BEGIN

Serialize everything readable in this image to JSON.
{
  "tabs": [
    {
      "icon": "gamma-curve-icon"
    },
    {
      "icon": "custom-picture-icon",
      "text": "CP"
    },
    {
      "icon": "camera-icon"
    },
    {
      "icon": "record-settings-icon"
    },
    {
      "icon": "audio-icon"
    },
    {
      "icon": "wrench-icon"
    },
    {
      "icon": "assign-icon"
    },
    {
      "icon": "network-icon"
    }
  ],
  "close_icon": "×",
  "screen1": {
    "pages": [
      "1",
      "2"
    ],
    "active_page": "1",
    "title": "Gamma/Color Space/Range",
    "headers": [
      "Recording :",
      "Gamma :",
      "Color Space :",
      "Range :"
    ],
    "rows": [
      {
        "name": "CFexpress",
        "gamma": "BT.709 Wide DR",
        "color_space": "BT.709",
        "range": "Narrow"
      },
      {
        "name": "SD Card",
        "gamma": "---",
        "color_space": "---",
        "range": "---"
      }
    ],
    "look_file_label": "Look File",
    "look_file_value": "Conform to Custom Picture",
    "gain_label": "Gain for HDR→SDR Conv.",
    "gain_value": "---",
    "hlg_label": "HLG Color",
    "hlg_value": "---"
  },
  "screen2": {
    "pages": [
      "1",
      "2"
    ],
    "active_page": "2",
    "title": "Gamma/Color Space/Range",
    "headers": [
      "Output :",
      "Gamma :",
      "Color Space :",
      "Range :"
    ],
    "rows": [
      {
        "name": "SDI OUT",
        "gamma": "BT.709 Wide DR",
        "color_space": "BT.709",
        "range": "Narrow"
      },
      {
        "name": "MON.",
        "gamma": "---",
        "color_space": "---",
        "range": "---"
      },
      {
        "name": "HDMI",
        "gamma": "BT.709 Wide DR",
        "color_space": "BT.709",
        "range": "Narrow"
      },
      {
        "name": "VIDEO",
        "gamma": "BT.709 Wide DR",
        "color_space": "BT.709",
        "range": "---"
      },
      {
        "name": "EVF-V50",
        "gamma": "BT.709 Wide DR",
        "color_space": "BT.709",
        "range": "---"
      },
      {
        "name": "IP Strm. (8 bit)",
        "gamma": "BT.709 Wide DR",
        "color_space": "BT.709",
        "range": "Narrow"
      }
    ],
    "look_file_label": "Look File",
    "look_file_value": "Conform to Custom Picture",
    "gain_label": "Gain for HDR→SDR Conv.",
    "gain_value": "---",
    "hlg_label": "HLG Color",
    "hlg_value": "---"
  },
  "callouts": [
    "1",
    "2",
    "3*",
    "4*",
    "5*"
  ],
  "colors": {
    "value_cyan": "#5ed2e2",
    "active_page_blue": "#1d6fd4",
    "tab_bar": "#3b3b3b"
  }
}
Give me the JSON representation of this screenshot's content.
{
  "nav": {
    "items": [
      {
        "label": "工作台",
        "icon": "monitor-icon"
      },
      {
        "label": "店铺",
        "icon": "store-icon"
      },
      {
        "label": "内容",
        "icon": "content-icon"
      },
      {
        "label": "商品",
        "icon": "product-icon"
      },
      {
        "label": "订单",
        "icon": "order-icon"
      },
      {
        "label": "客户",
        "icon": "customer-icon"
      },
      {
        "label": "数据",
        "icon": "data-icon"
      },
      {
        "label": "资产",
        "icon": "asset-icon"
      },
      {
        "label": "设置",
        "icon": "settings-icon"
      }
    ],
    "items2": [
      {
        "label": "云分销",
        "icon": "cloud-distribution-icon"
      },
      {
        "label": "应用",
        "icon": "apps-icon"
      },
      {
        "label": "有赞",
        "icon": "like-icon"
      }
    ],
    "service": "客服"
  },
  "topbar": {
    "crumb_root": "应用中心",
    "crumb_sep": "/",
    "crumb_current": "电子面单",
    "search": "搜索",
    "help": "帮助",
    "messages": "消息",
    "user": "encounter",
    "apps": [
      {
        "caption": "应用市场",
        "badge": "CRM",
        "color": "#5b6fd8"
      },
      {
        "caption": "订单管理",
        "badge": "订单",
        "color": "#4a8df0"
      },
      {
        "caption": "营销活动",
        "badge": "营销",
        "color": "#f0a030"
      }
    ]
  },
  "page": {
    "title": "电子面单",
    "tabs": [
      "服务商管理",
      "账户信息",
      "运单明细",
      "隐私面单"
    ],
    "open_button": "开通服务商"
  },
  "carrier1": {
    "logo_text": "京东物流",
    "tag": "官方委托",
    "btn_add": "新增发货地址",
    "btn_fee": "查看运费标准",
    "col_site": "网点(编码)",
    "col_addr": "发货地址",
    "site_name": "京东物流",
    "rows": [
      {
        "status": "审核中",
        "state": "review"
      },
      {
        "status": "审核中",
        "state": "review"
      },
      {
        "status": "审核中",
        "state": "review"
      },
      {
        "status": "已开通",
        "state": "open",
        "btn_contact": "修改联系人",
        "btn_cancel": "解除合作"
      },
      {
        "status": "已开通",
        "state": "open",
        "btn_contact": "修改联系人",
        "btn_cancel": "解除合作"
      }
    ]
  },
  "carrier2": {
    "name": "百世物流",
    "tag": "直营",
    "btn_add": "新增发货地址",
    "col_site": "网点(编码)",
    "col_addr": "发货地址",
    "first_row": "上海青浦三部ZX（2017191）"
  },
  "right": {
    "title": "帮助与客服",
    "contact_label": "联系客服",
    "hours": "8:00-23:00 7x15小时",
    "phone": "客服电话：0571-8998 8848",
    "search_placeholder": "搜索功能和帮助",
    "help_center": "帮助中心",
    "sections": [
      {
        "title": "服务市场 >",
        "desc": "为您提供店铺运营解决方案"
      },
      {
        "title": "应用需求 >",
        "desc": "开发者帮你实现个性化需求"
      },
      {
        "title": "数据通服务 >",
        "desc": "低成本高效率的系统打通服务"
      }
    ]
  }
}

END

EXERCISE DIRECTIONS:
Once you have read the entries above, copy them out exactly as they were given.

TASK RESPONSE:
Serialize everything readable in this image to JSON.
{
  "tabs": [
    {
      "icon": "gamma-curve-icon"
    },
    {
      "icon": "custom-picture-icon",
      "text": "CP"
    },
    {
      "icon": "camera-icon"
    },
    {
      "icon": "record-settings-icon"
    },
    {
      "icon": "audio-icon"
    },
    {
      "icon": "wrench-icon"
    },
    {
      "icon": "assign-icon"
    },
    {
      "icon": "network-icon"
    }
  ],
  "close_icon": "×",
  "screen1": {
    "pages": [
      "1",
      "2"
    ],
    "active_page": "1",
    "title": "Gamma/Color Space/Range",
    "headers": [
      "Recording :",
      "Gamma :",
      "Color Space :",
      "Range :"
    ],
    "rows": [
      {
        "name": "CFexpress",
        "gamma": "BT.709 Wide DR",
        "color_space": "BT.709",
        "range": "Narrow"
      },
      {
        "name": "SD Card",
        "gamma": "---",
        "color_space": "---",
        "range": "---"
      }
    ],
    "look_file_label": "Look File",
    "look_file_value": "Conform to Custom Picture",
    "gain_label": "Gain for HDR→SDR Conv.",
    "gain_value": "---",
    "hlg_label": "HLG Color",
    "hlg_value": "---"
  },
  "screen2": {
    "pages": [
      "1",
      "2"
    ],
    "active_page": "2",
    "title": "Gamma/Color Space/Range",
    "headers": [
      "Output :",
      "Gamma :",
      "Color Space :",
      "Range :"
    ],
    "rows": [
      {
        "name": "SDI OUT",
        "gamma": "BT.709 Wide DR",
        "color_space": "BT.709",
        "range": "Narrow"
      },
      {
        "name": "MON.",
        "gamma": "---",
        "color_space": "---",
        "range": "---"
      },
      {
        "name": "HDMI",
        "gamma": "BT.709 Wide DR",
        "color_space": "BT.709",
        "range": "Narrow"
      },
      {
        "name": "VIDEO",
        "gamma": "BT.709 Wide DR",
        "color_space": "BT.709",
        "range": "---"
      },
      {
        "name": "EVF-V50",
        "gamma": "BT.709 Wide DR",
        "color_space": "BT.709",
        "range": "---"
      },
      {
        "name": "IP Strm. (8 bit)",
        "gamma": "BT.709 Wide DR",
        "color_space": "BT.709",
        "range": "Narrow"
      }
    ],
    "look_file_label": "Look File",
    "look_file_value": "Conform to Custom Picture",
    "gain_label": "Gain for HDR→SDR Conv.",
    "gain_value": "---",
    "hlg_label": "HLG Color",
    "hlg_value": "---"
  },
  "callouts": [
    "1",
    "2",
    "3*",
    "4*",
    "5*"
  ],
  "colors": {
    "value_cyan": "#5ed2e2",
    "active_page_blue": "#1d6fd4",
    "tab_bar": "#3b3b3b"
  }
}
Give me the JSON representation of this screenshot's content.
{
  "nav": {
    "items": [
      {
        "label": "工作台",
        "icon": "monitor-icon"
      },
      {
        "label": "店铺",
        "icon": "store-icon"
      },
      {
        "label": "内容",
        "icon": "content-icon"
      },
      {
        "label": "商品",
        "icon": "product-icon"
      },
      {
        "label": "订单",
        "icon": "order-icon"
      },
      {
        "label": "客户",
        "icon": "customer-icon"
      },
      {
        "label": "数据",
        "icon": "data-icon"
      },
      {
        "label": "资产",
        "icon": "asset-icon"
      },
      {
        "label": "设置",
        "icon": "settings-icon"
      }
    ],
    "items2": [
      {
        "label": "云分销",
        "icon": "cloud-distribution-icon"
      },
      {
        "label": "应用",
        "icon": "apps-icon"
      },
      {
        "label": "有赞",
        "icon": "like-icon"
      }
    ],
    "service": "客服"
  },
  "topbar": {
    "crumb_root": "应用中心",
    "crumb_sep": "/",
    "crumb_current": "电子面单",
    "search": "搜索",
    "help": "帮助",
    "messages": "消息",
    "user": "encounter",
    "apps": [
      {
        "caption": "应用市场",
        "badge": "CRM",
        "color": "#5b6fd8"
      },
      {
        "caption": "订单管理",
        "badge": "订单",
        "color": "#4a8df0"
      },
      {
        "caption": "营销活动",
        "badge": "营销",
        "color": "#f0a030"
      }
    ]
  },
  "page": {
    "title": "电子面单",
    "tabs": [
      "服务商管理",
      "账户信息",
      "运单明细",
      "隐私面单"
    ],
    "open_button": "开通服务商"
  },
  "carrier1": {
    "logo_text": "京东物流",
    "tag": "官方委托",
    "btn_add": "新增发货地址",
    "btn_fee": "查看运费标准",
    "col_site": "网点(编码)",
    "col_addr": "发货地址",
    "site_name": "京东物流",
    "rows": [
      {
        "status": "审核中",
        "state": "review"
      },
      {
        "status": "审核中",
        "state": "review"
      },
      {
        "status": "审核中",
        "state": "review"
      },
      {
        "status": "已开通",
        "state": "open",
        "btn_contact": "修改联系人",
        "btn_cancel": "解除合作"
      },
      {
        "status": "已开通",
        "state": "open",
        "btn_contact": "修改联系人",
        "btn_cancel": "解除合作"
      }
    ]
  },
  "carrier2": {
    "name": "百世物流",
    "tag": "直营",
    "btn_add": "新增发货地址",
    "col_site": "网点(编码)",
    "col_addr": "发货地址",
    "first_row": "上海青浦三部ZX（2017191）"
  },
  "right": {
    "title": "帮助与客服",
    "contact_label": "联系客服",
    "hours": "8:00-23:00 7x15小时",
    "phone": "客服电话：0571-8998 8848",
    "search_placeholder": "搜索功能和帮助",
    "help_center": "帮助中心",
    "sections": [
      {
        "title": "服务市场 >",
        "desc": "为您提供店铺运营解决方案"
      },
      {
        "title": "应用需求 >",
        "desc": "开发者帮你实现个性化需求"
      },
      {
        "title": "数据通服务 >",
        "desc": "低成本高效率的系统打通服务"
      }
    ]
  }
}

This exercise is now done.